▸ Directions
What is needed is a word-for-word copy of the records below.

BEGIN Given information

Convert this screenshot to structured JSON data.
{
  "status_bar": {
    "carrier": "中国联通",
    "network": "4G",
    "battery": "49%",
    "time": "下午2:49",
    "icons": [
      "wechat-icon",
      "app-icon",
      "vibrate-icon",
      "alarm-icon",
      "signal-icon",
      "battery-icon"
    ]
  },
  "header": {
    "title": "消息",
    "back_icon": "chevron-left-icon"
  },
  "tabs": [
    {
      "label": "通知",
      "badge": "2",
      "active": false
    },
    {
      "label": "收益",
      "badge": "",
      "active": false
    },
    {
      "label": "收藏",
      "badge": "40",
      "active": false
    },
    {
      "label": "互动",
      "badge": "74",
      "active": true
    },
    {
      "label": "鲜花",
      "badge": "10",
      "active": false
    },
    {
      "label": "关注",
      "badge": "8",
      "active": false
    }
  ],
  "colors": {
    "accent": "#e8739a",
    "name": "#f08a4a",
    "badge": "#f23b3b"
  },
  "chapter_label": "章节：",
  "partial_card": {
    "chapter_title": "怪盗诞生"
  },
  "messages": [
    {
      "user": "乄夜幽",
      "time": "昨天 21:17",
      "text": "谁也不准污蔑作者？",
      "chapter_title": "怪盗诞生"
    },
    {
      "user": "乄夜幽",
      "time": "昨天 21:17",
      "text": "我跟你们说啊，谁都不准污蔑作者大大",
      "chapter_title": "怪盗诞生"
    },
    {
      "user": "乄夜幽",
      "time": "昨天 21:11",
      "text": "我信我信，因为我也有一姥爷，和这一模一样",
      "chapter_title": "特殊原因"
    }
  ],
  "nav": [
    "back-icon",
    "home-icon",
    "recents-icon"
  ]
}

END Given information

▸ Task result
Convert this screenshot to structured JSON data.
{
  "status_bar": {
    "carrier": "中国联通",
    "network": "4G",
    "battery": "49%",
    "time": "下午2:49",
    "icons": [
      "wechat-icon",
      "app-icon",
      "vibrate-icon",
      "alarm-icon",
      "signal-icon",
      "battery-icon"
    ]
  },
  "header": {
    "title": "消息",
    "back_icon": "chevron-left-icon"
  },
  "tabs": [
    {
      "label": "通知",
      "badge": "2",
      "active": false
    },
    {
      "label": "收益",
      "badge": "",
      "active": false
    },
    {
      "label": "收藏",
      "badge": "40",
      "active": false
    },
    {
      "label": "互动",
      "badge": "74",
      "active": true
    },
    {
      "label": "鲜花",
      "badge": "10",
      "active": false
    },
    {
      "label": "关注",
      "badge": "8",
      "active": false
    }
  ],
  "colors": {
    "accent": "#e8739a",
    "name": "#f08a4a",
    "badge": "#f23b3b"
  },
  "chapter_label": "章节：",
  "partial_card": {
    "chapter_title": "怪盗诞生"
  },
  "messages": [
    {
      "user": "乄夜幽",
      "time": "昨天 21:17",
      "text": "谁也不准污蔑作者？",
      "chapter_title": "怪盗诞生"
    },
    {
      "user": "乄夜幽",
      "time": "昨天 21:17",
      "text": "我跟你们说啊，谁都不准污蔑作者大大",
      "chapter_title": "怪盗诞生"
    },
    {
      "user": "乄夜幽",
      "time": "昨天 21:11",
      "text": "我信我信，因为我也有一姥爷，和这一模一样",
      "chapter_title": "特殊原因"
    }
  ],
  "nav": [
    "back-icon",
    "home-icon",
    "recents-icon"
  ]
}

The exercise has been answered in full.